A major issue in the case against the DuPage 7 was the fact or fiction of an alleged “dream statement” made by Cruz on May 9, 1983. Prosecutors claimed Cruz had described a dream to sheriff's officers about the kidnapping and disclosed elements that had not been made public and could only be known by the real killer. However, this alleged statement was never reported in the sheriffs' record of the discussion written up a day later. In fact it was never documented, and it only emerged as a critical part of the case immediately before the 1985 trial.

During the trial against the DuPage prosecutors and sheriff's officers, Special Prosecutor William Kunkle gave a half dozen reasons why jurors should conclude that the reports of a dream statement was concocted by the authorities to frame Cruz.

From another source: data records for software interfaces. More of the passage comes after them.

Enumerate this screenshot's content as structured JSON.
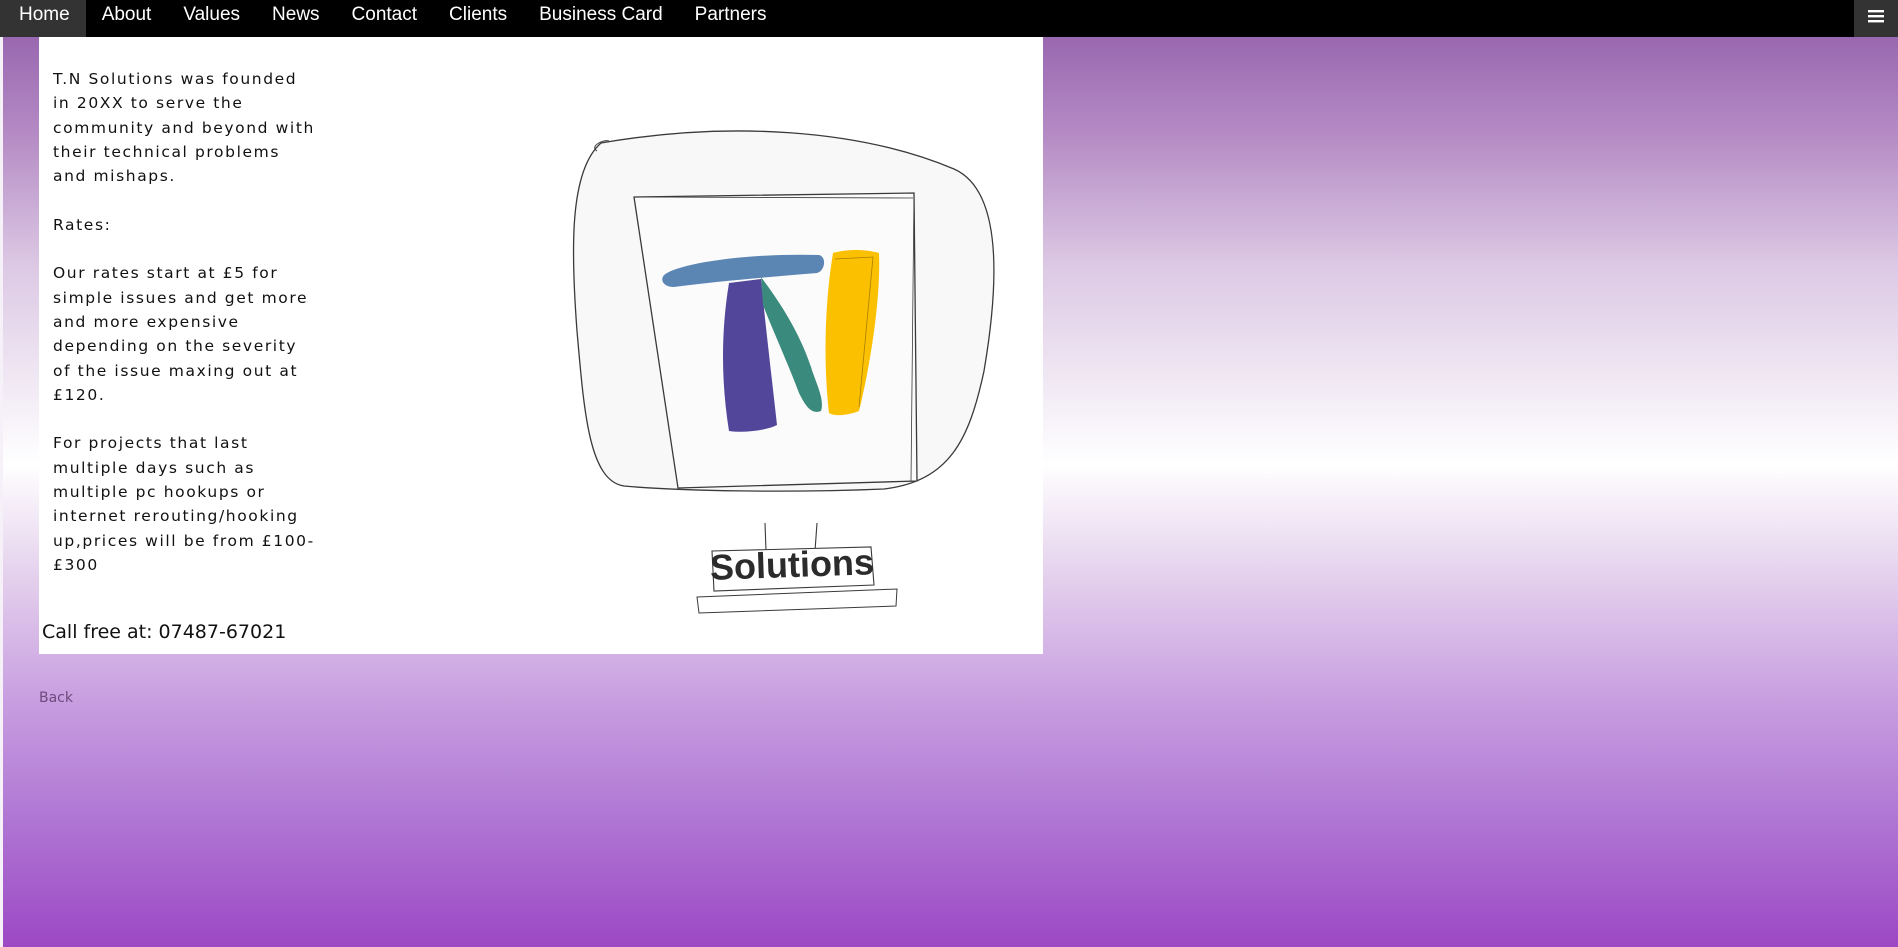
{
  "nav": {
    "items": [
      {
        "label": "Home",
        "active": true
      },
      {
        "label": "About",
        "active": false
      },
      {
        "label": "Values",
        "active": false
      },
      {
        "label": "News",
        "active": false
      },
      {
        "label": "Contact",
        "active": false
      },
      {
        "label": "Clients",
        "active": false
      },
      {
        "label": "Business Card",
        "active": false
      },
      {
        "label": "Partners",
        "active": false
      }
    ],
    "menu_icon": "hamburger-icon"
  },
  "content": {
    "intro": "T.N Solutions was founded in 20XX to serve the community and beyond with their technical problems and mishaps.",
    "rates_heading": "Rates:",
    "rates_text": "Our rates start at £5 for simple issues and get more and more expensive depending on the severity of the issue maxing out at £120.",
    "projects_text": "For projects that last multiple days such as multiple pc hookups or internet rerouting/hooking up,prices will be from £100-£300",
    "logo_word": "Solutions",
    "call_text": "Call free at: 07487-67021"
  },
  "footer": {
    "back_label": "Back"
  },
  "colors": {
    "nav_bg": "#000000",
    "nav_active_bg": "#333333",
    "logo_blue": "#5b86b4",
    "logo_purple": "#514699",
    "logo_teal": "#3b8a7e",
    "logo_yellow": "#fbc101"
  }
}
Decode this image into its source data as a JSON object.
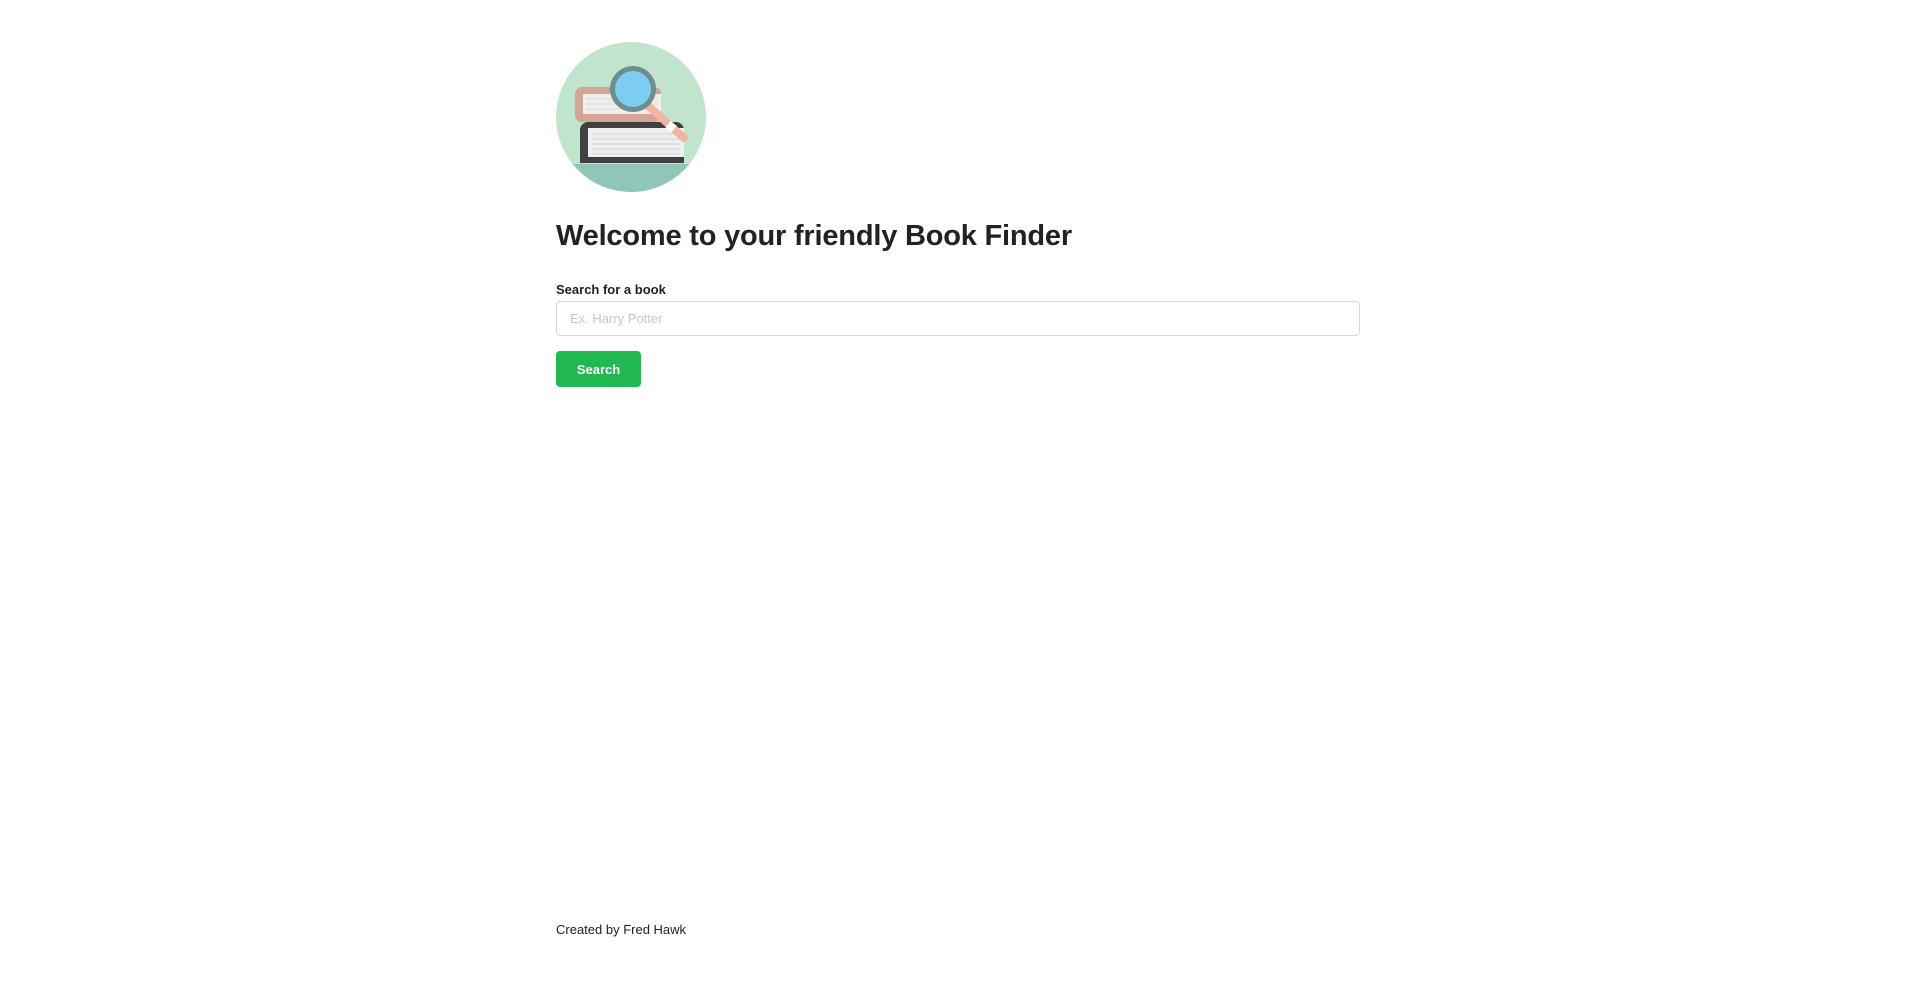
{
  "logo": {
    "icon": "books-magnifier-icon",
    "colors": {
      "circle_bg": "#c1e4cc",
      "ground": "#8fc6b9",
      "book_top": "#d4a592",
      "book_bottom": "#404040",
      "pages": "#efefef",
      "lens": "#7dcdf0",
      "lens_rim": "#6d8e8c",
      "handle": "#f0b4a3"
    }
  },
  "header": {
    "title": "Welcome to your friendly Book Finder"
  },
  "search": {
    "label": "Search for a book",
    "value": "",
    "placeholder": "Ex. Harry Potter",
    "button_label": "Search"
  },
  "footer": {
    "credit": "Created by Fred Hawk"
  },
  "theme": {
    "accent": "#21b94f",
    "text": "#222222"
  }
}
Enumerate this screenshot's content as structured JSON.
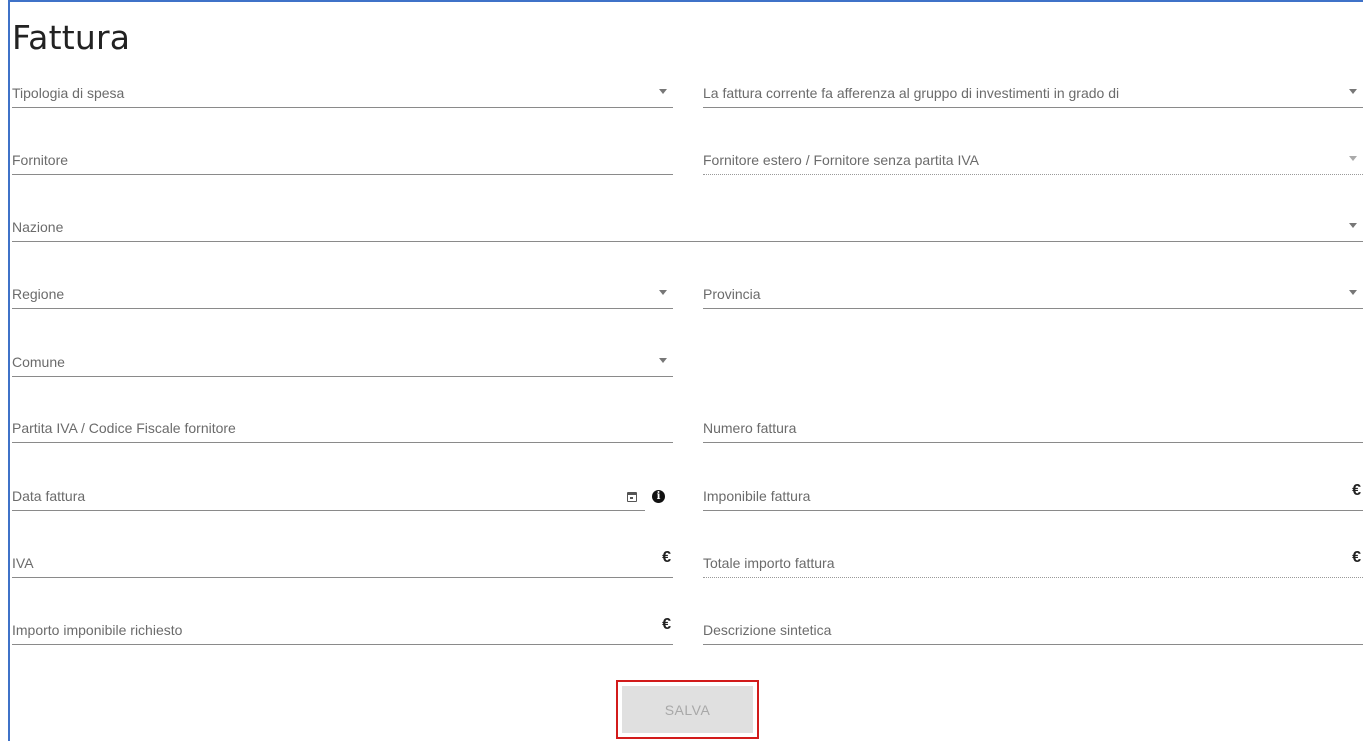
{
  "form": {
    "title": "Fattura",
    "fields": {
      "tipologia": "Tipologia di spesa",
      "gruppo": "La fattura corrente fa afferenza al gruppo di investimenti in grado di",
      "fornitore": "Fornitore",
      "fornitore_estero": "Fornitore estero / Fornitore senza partita IVA",
      "nazione": "Nazione",
      "regione": "Regione",
      "provincia": "Provincia",
      "comune": "Comune",
      "partita_iva": "Partita IVA / Codice Fiscale fornitore",
      "numero_fattura": "Numero fattura",
      "data_fattura": "Data fattura",
      "imponibile": "Imponibile fattura",
      "iva": "IVA",
      "totale": "Totale importo fattura",
      "importo_richiesto": "Importo imponibile richiesto",
      "descrizione": "Descrizione sintetica"
    },
    "currency_symbol": "€",
    "info_symbol": "i",
    "save_label": "SALVA"
  },
  "colors": {
    "panel_border": "#3f72c8",
    "save_highlight": "#d21b1b",
    "button_disabled_bg": "#e0e0e0"
  },
  "icons": [
    "dropdown-caret-icon",
    "calendar-icon",
    "info-icon",
    "euro-icon"
  ]
}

Kunkle cited the testimony of Officer Kurzawa, who admitted he had never been told not to write a police report about information like the “dream statement” before May 9, 1983, or afterwards. Kurzawa and another officer who allegedly heard the statement testified they got in touch with Prosecutor Knight on the evening of May 9, who told them not to include the statement in a police report because he was going to use it in front of the grand jury a couple of days later. But during the grand jury questioning, prosecutor Knight never mentioned Cruz's alleged dream statement.

The defense attorneys argued that the prosecutors and police had made some foolish mistakes, but these were not intentional criminal acts or a criminal conspiracy. They also denounced Cruz as a compulsive liar who may very well have been involved in the crime or known who was involved. “To say they don't have a smoking gun is a gross understatement of this case,'' defense attorney Terry Ekl said of Kunkle. “My client [former prosecutor Thomas Knight] is a smart guy. If he wanted to frame Rolando Cruz, he would be dead right now.''

Despite a compelling case establishing the frame up of Rolando Cruz, the jury did not convict the defendants. This, no doubt, has something to do with the weight of a law-and-order atmosphere that has been cultivated by right-wing politicians for some 20 years. From this viewpoint, no methods employed by prosecutors or police can be considered too extreme because these forces are supposedly the “thin line” that defends society from uncivilized criminals. In such an atmosphere concern for the democratic rights of those in the clutches of the police and prosecutors is denounced as coddling criminals.

The jury in the wealthy DuPage County suburb appeared to accept such a position. After their innocent verdict was delivered, the jury left the courtroom, but many of them returned to join the celebration of the indicted lawmen. A number of reporters commented that they have never seen such a demonstration. Some jurors even continued the celebration with the prosecutors and police at a steak lounge until early the next morning.

The defendants were also aided by the favorable rulings of trial judge William Kelly, who dropped charges against prosecutors King and Kilander and then acquitted Officer Winkler in a bench trial that coincided with the jury trial.

Rolando Cruz reacted to the acquittal four days later at the federal courthouse in downtown Chicago where his lawyers were filing papers to re-start his civil suit that had been put on hold during the criminal proceedings. "It is not over, and they know it is not over by a long shot," Cruz told a gathering of reporters.